#### YOUR ASSIGNMENT:
Return, from the data that follows, each line that holds the word "Templates".

#### INPUT RECORDS:
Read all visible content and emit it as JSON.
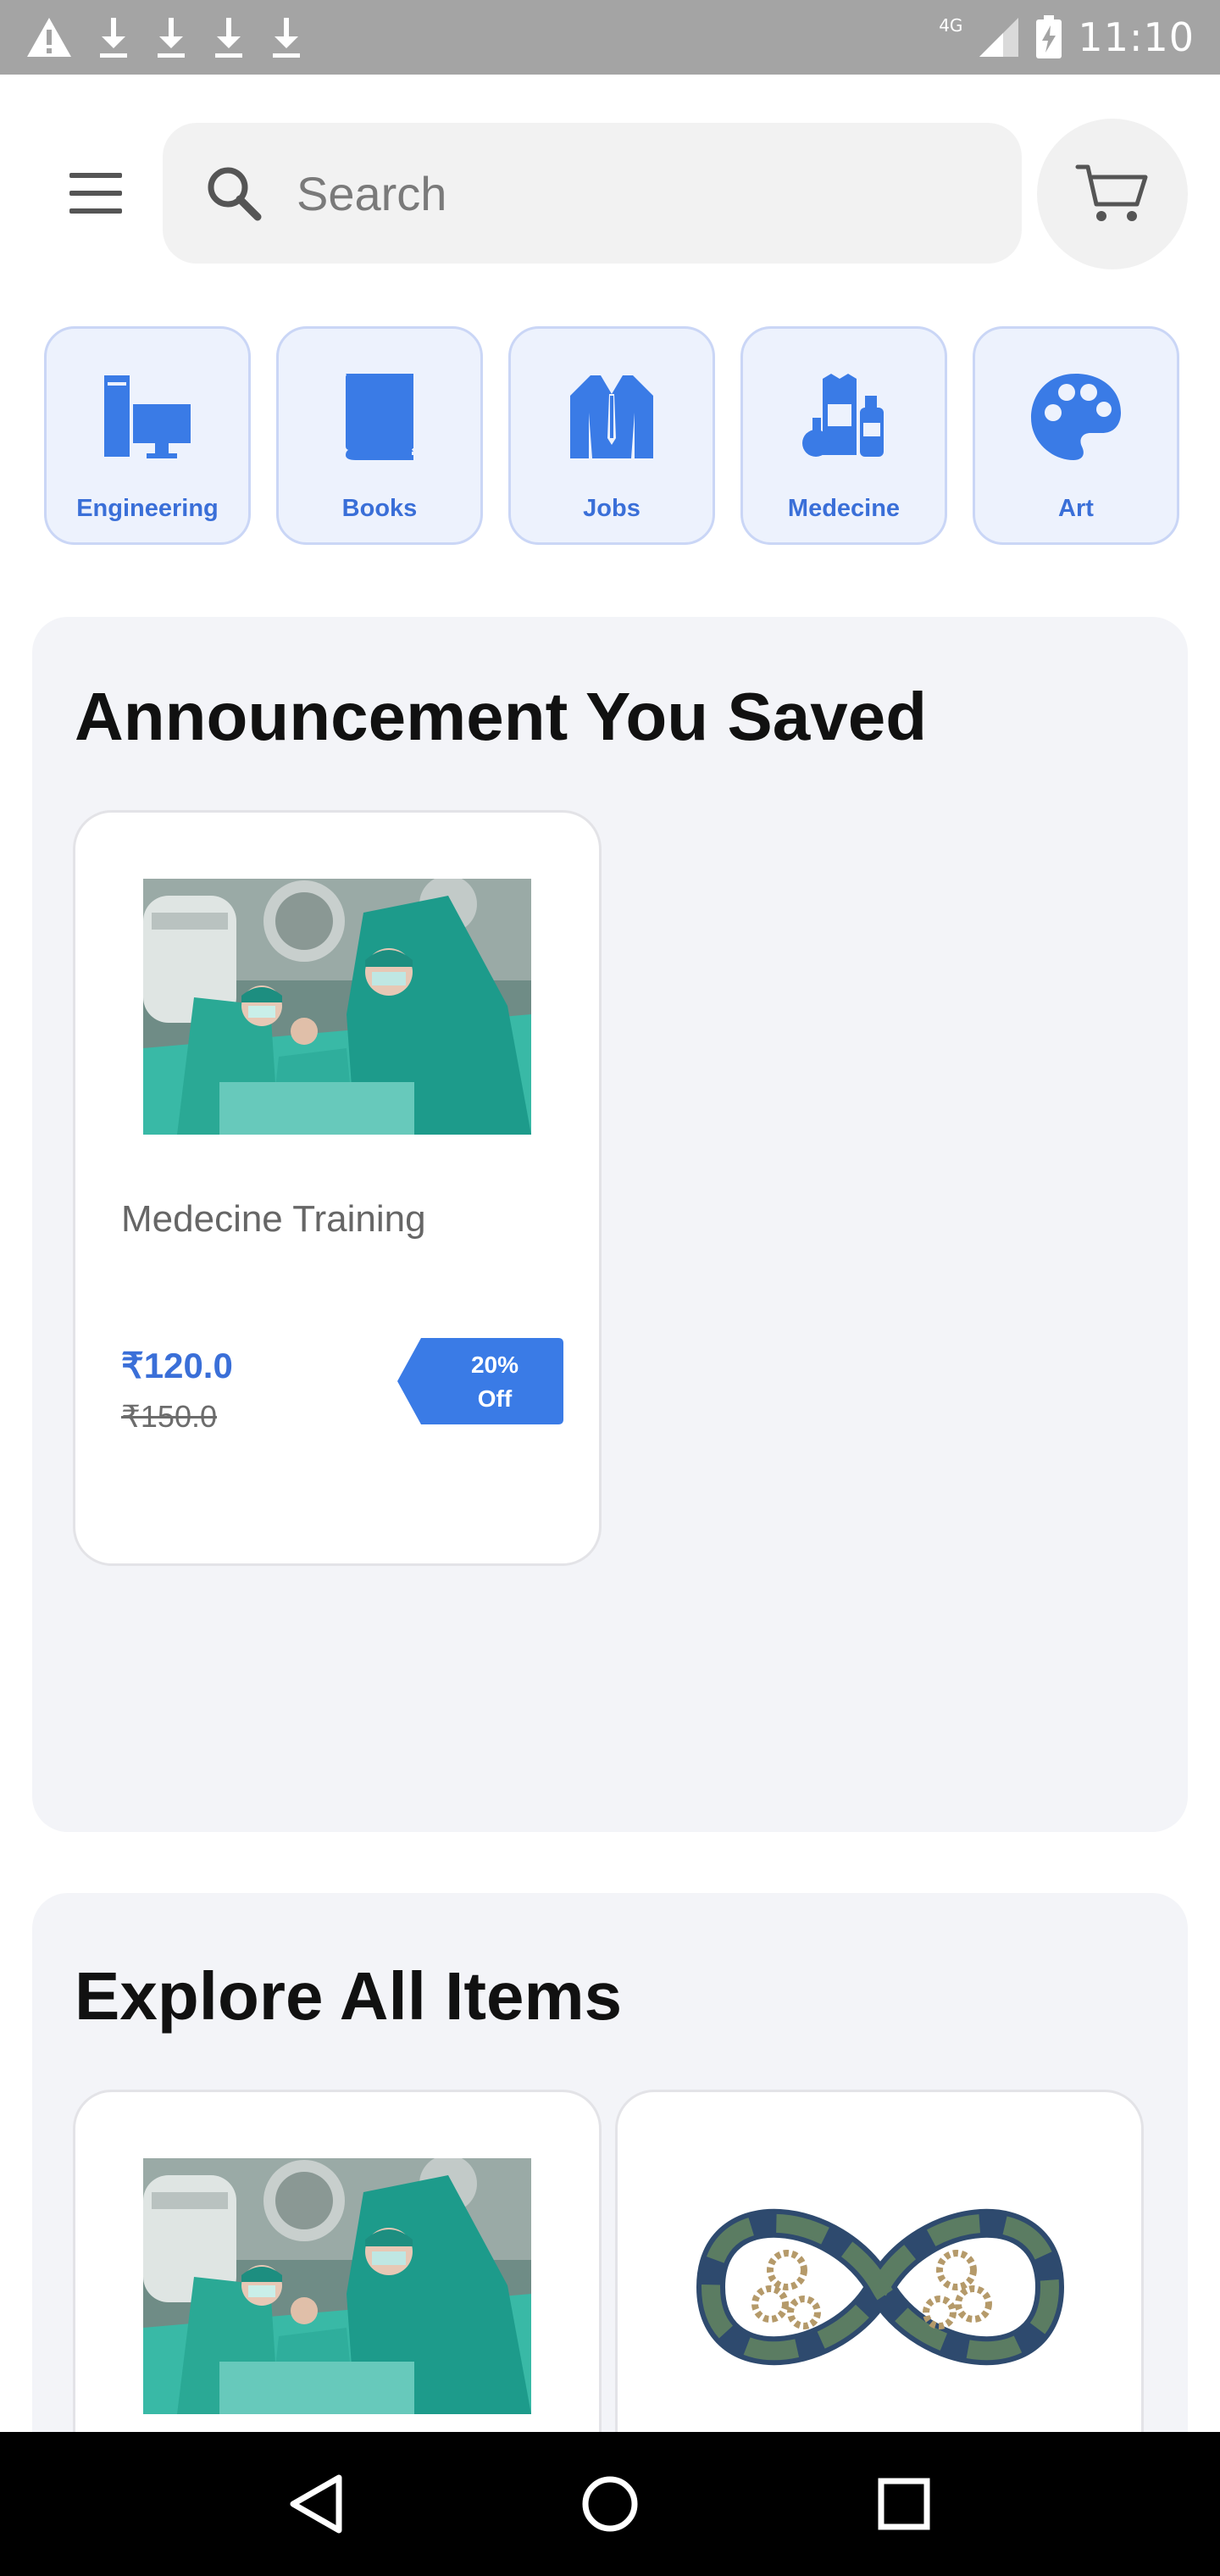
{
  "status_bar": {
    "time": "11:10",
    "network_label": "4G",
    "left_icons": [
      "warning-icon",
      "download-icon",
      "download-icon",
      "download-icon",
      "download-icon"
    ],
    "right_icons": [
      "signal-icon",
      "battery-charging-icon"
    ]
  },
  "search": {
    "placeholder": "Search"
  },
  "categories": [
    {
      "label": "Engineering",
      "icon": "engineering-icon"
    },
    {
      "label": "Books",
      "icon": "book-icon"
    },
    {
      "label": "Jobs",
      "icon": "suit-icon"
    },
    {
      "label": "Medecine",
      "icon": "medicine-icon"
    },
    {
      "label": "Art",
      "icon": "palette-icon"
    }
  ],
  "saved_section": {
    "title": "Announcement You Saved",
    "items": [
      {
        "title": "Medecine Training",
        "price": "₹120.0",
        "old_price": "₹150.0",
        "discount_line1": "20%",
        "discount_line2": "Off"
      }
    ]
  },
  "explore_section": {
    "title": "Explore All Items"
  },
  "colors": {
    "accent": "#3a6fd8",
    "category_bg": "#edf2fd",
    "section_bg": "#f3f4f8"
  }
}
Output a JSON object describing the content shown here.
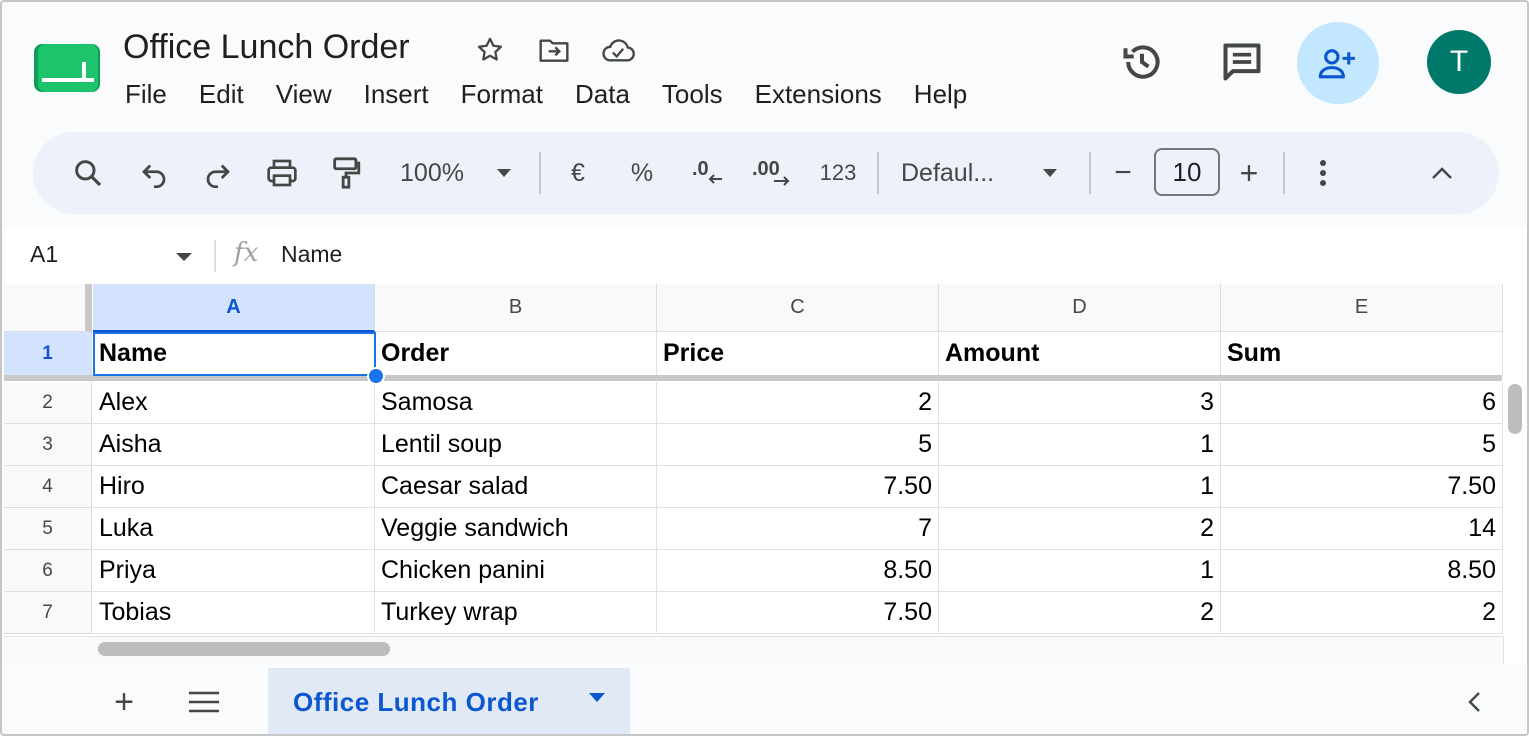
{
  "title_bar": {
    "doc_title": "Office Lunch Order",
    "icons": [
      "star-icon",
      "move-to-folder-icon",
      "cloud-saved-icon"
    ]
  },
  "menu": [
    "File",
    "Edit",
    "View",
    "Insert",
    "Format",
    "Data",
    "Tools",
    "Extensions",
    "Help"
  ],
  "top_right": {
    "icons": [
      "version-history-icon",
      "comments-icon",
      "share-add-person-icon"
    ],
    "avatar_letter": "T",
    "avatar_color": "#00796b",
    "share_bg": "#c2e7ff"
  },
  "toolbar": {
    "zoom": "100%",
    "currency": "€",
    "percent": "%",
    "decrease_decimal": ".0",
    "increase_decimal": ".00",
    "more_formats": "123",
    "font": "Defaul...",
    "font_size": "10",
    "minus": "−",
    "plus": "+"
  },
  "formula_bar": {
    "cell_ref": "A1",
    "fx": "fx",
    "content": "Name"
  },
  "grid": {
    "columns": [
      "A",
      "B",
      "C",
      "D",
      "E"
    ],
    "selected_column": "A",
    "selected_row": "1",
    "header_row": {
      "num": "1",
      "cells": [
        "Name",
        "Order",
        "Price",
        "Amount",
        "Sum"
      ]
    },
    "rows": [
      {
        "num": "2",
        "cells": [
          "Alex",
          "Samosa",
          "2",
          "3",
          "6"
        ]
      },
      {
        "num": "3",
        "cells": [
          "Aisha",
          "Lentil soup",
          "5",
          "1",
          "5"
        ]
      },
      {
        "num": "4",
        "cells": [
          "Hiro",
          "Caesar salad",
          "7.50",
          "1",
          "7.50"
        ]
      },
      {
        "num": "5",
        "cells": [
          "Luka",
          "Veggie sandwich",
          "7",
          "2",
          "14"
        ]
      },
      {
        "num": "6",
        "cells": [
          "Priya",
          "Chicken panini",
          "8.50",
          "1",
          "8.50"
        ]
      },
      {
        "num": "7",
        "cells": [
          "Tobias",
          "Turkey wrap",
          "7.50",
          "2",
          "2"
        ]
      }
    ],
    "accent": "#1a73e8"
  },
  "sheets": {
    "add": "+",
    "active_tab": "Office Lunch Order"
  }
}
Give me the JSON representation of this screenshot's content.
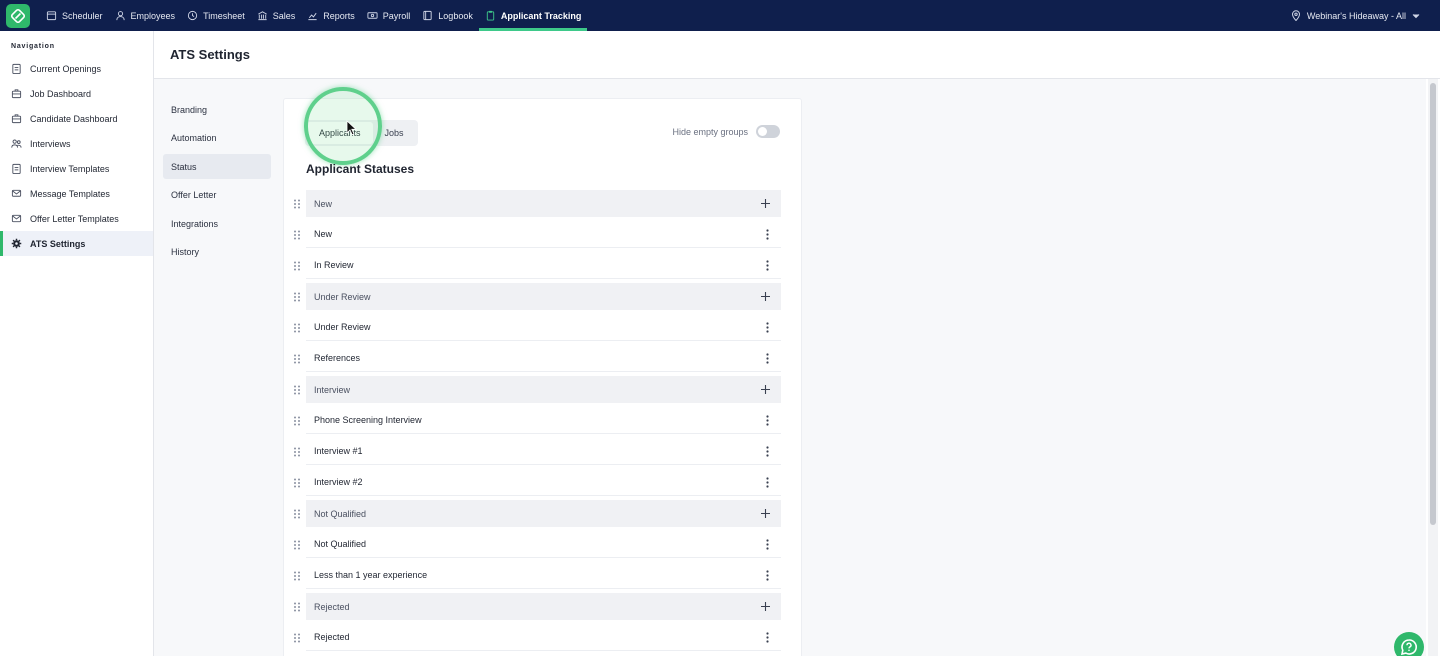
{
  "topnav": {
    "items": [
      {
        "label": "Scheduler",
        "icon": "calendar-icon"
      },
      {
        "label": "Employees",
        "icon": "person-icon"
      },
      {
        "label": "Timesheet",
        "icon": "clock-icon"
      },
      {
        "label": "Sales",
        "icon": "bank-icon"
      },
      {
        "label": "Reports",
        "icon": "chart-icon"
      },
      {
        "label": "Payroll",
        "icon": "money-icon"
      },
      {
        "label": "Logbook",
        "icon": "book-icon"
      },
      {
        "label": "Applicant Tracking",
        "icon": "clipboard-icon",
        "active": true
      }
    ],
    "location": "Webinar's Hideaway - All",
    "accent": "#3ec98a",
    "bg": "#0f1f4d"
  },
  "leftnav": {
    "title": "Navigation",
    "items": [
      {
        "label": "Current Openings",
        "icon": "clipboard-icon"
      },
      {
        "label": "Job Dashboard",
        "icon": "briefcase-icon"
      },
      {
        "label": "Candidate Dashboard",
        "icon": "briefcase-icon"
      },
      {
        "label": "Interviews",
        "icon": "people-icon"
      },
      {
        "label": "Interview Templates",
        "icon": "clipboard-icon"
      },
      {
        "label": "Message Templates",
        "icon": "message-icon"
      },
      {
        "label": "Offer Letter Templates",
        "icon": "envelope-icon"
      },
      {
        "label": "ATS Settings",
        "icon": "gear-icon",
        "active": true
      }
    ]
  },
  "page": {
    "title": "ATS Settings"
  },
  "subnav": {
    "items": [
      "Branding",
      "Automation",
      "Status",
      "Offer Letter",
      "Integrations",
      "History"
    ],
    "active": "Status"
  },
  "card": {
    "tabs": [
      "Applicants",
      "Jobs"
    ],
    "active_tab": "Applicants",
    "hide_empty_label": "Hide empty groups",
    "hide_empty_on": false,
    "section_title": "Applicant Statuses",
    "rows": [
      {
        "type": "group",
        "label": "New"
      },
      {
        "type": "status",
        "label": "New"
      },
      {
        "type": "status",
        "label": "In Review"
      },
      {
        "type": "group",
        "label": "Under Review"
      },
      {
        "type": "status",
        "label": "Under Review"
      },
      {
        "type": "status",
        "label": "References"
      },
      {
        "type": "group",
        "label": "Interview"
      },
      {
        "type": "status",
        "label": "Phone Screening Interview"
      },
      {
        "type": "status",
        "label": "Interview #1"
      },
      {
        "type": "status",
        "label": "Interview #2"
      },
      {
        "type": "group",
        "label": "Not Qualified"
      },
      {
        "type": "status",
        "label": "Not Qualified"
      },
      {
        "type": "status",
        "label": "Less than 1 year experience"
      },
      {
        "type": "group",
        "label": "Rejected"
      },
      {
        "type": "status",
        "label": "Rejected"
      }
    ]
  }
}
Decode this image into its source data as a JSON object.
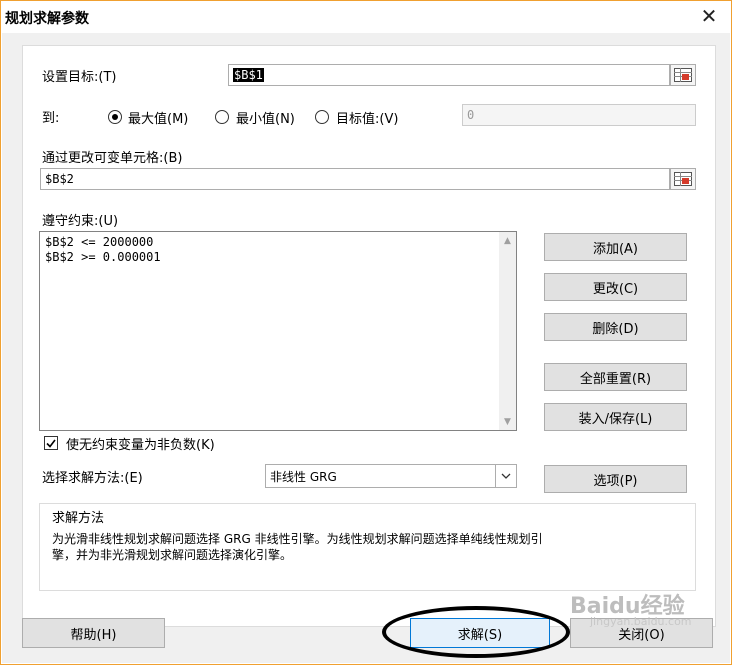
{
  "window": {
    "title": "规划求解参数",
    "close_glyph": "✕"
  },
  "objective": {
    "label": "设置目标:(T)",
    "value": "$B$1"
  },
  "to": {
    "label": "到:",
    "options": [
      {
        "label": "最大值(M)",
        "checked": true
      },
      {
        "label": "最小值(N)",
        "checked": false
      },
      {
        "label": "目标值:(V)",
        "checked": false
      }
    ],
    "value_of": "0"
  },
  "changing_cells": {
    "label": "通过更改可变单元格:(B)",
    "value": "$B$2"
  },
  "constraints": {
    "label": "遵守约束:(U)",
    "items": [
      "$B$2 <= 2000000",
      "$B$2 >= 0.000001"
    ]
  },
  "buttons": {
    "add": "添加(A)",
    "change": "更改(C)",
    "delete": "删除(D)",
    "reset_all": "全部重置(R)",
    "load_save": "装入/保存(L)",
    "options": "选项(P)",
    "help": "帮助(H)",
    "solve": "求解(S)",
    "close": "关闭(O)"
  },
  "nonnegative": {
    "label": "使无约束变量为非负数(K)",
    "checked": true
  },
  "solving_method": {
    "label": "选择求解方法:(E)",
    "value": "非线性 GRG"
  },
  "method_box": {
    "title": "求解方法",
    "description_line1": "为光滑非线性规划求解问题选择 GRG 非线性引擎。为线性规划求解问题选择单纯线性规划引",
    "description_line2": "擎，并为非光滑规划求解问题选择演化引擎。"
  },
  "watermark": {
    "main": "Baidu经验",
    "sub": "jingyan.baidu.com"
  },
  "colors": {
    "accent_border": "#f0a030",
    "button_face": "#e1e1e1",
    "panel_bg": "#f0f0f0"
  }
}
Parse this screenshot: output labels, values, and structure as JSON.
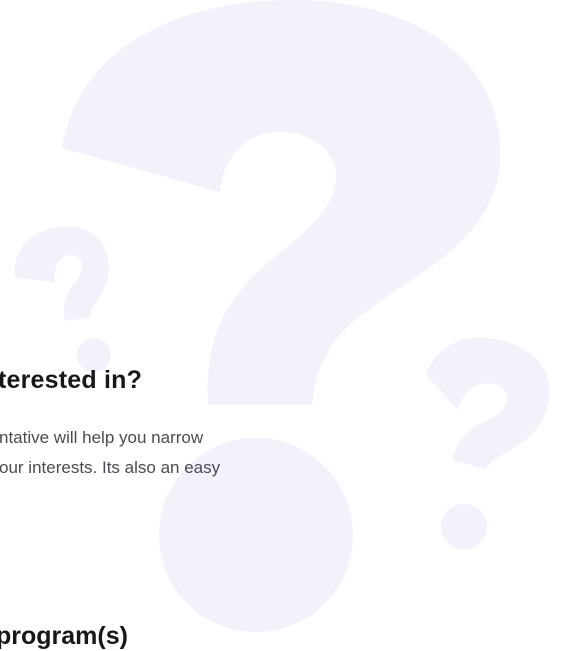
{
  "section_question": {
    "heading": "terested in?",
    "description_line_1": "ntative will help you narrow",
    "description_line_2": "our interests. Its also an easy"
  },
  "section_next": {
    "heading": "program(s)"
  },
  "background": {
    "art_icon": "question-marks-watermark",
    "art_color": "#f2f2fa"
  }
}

#### SOLVED EXERCISE:
        "label": "Interview Templates",
        "label": "Message Templates",
        "label": "Offer Letter Templates",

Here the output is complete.